Result: In July 1960, Castro’s KGB-trained security forces stormed into 5,911 U.S.-owned businesses in Cuba and stole them all at Soviet gunpoint — $2 billion was heisted from outraged U.S. businessmen and stockholders. Not that all Americans surrendered their legal and hard-earned property peacefully. Among some who resisted where Bobby Fuller, whose family farm would contribute to a Soviet-style Kolkhoze, and Howard Anderson, whose profitable Jeep dealership was coveted by Castro’s henchmen. Both U.S. citizens were murdered by Castro and Che’s firing squads, after torture.
In July 1961, JFK’s special counsel Richard Goodwin met with Che Guevara in Uruguay and reported back to Kennedy: Che says that Cuba wants an understanding with the U.S.; the Cubans have no intention of making an alliance with the Soviets. So we should make it clear to Castro that we want to help Cuba. (How Che managed a straight face during this conversation requires an article of its own.)
Result: Soviet Nuclear missiles, locked and loaded, in Cuba a year later — and pointed at Goodwin and Kennedy’s very homes.
In 1975, President Gerald Ford (under Kissinger’s influence) allowed foreign branches and subsidiaries of U.S. companies to trade freely with Cuba and persuaded the Organization of American States to lift its sanctions.
Result: Castro started his African invasion and tried to assassinate Ford. You read right. On March 19, the Los Angeles Times ran the headline Cuban Link to Death Plot Probed. Both Republican candidates of the day, President Ford and Ronald Reagan, were to be taken out during the Republican National Convention. The Emiliano Zapata Unit, a Bay Area radical group linked to the Weather Underground, would make the hits.
Jimmy Carter, in a good-will gesture, lifted U.S. travel sanctions against Cuba and was poised to open full diplomatic relations with Castro.
Result: More thousands of Cuban troops spreading Soviet terror (and poison gas) in Africa, more internal repression, and hundreds of psychopaths, killers, and perverts infiltrated the boats and shoved their way on the Mariel Boatlift.
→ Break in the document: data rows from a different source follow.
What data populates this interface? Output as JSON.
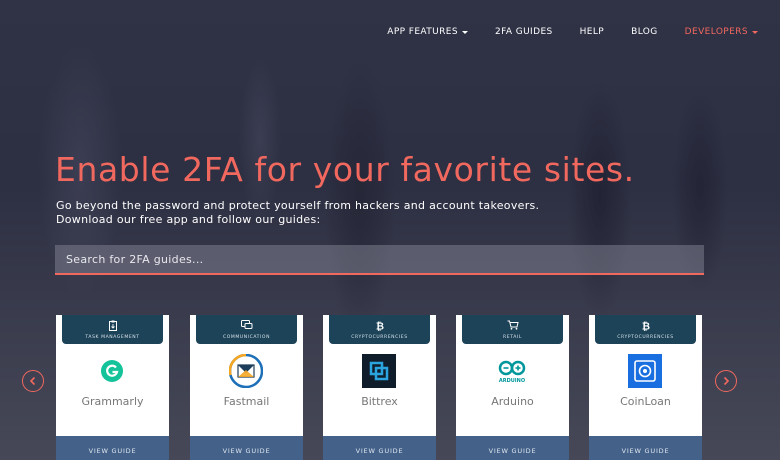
{
  "nav": {
    "items": [
      {
        "label": "APP FEATURES",
        "dropdown": true,
        "accent": false
      },
      {
        "label": "2FA GUIDES",
        "dropdown": false,
        "accent": false
      },
      {
        "label": "HELP",
        "dropdown": false,
        "accent": false
      },
      {
        "label": "BLOG",
        "dropdown": false,
        "accent": false
      },
      {
        "label": "DEVELOPERS",
        "dropdown": true,
        "accent": true
      }
    ]
  },
  "hero": {
    "title": "Enable 2FA for your favorite sites.",
    "subtitle_line1": "Go beyond the password and protect yourself from hackers and account takeovers.",
    "subtitle_line2": "Download our free app and follow our guides:"
  },
  "search": {
    "placeholder": "Search for 2FA guides..."
  },
  "carousel": {
    "prev_icon": "chevron-left-icon",
    "next_icon": "chevron-right-icon",
    "cards": [
      {
        "category": "TASK MANAGEMENT",
        "category_icon": "clipboard-icon",
        "name": "Grammarly",
        "logo": "grammarly-logo",
        "button": "VIEW GUIDE"
      },
      {
        "category": "COMMUNICATION",
        "category_icon": "chat-icon",
        "name": "Fastmail",
        "logo": "fastmail-logo",
        "button": "VIEW GUIDE"
      },
      {
        "category": "CRYPTOCURRENCIES",
        "category_icon": "bitcoin-icon",
        "name": "Bittrex",
        "logo": "bittrex-logo",
        "button": "VIEW GUIDE"
      },
      {
        "category": "RETAIL",
        "category_icon": "cart-icon",
        "name": "Arduino",
        "logo": "arduino-logo",
        "logo_text": "ARDUINO",
        "button": "VIEW GUIDE"
      },
      {
        "category": "CRYPTOCURRENCIES",
        "category_icon": "bitcoin-icon",
        "name": "CoinLoan",
        "logo": "coinloan-logo",
        "button": "VIEW GUIDE"
      }
    ]
  },
  "colors": {
    "accent": "#f1685e",
    "card_tab": "#1d4358",
    "card_button": "#436189"
  }
}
Ronald Reagan sent Alexander Haig to meet personally in Mexico City with Cuba’s Vice President Carlos Raphael Rodriguez to feel him out. Then he sent diplomatic whiz Gen. Vernon Walters to Havana for a meeting with the Maximum Leader himself.
Result: Cubans practically take over Grenada, El Salvador, and Nicaragua. (But unlike the aforementioned Democrats, Reagan responded to Castro’s response — and with pretty dramatic results. (Recall the U.S. liberation of Grenada.)
President Clinton tried playing nice again in the ’90s, removing travel restrictions, etc.
Result: Three U.S. citizens and one resident who flew humanitarian flights over Florida straits (Brothers to the Rescue) murdered in cold blood by Castro’s MIGS. Cuban agent Ana Belen Montes moles her way to head of the Defense Intelligence Agency’s Cuba division, resulting in the deepest and most damaging penetration of the U.S. Defense Department by an enemy agent in modern history.
Obama outdid all of the above. And former National Security Advisor John Bolton summed up the results back in 2019: “While the last administration wanted to improve relations with the tyrants in Havana, and to convince the world that they posed no threat, the Cuban regime tightened its grip and extended its tentacles…In no uncertain terms, the Obama administration’s policies toward Cuba have enabled the Cuban colonization of Venezuela today.”
By the way, some of those ex-CIA honchos are not pleased with my expose’ of their calamitous idiocies in Cuba. So they viciously maligned my books—but without actually refuting one syllable of my thoroughly footnoted quotes and findings.